Stored data ▸
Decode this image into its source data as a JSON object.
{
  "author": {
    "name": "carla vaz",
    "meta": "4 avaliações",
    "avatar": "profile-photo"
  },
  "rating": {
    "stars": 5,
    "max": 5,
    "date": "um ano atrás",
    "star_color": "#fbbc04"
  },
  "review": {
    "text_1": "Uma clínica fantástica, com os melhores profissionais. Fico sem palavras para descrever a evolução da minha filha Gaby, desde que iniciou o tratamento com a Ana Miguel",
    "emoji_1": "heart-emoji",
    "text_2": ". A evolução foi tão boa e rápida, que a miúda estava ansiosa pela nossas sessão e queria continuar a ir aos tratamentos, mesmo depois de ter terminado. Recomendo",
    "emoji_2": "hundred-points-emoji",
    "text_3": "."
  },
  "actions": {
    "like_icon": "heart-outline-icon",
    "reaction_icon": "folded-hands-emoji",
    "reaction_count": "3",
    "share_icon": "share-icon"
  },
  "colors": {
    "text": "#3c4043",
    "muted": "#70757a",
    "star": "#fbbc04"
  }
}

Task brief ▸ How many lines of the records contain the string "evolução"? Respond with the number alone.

Solution below ▸ 2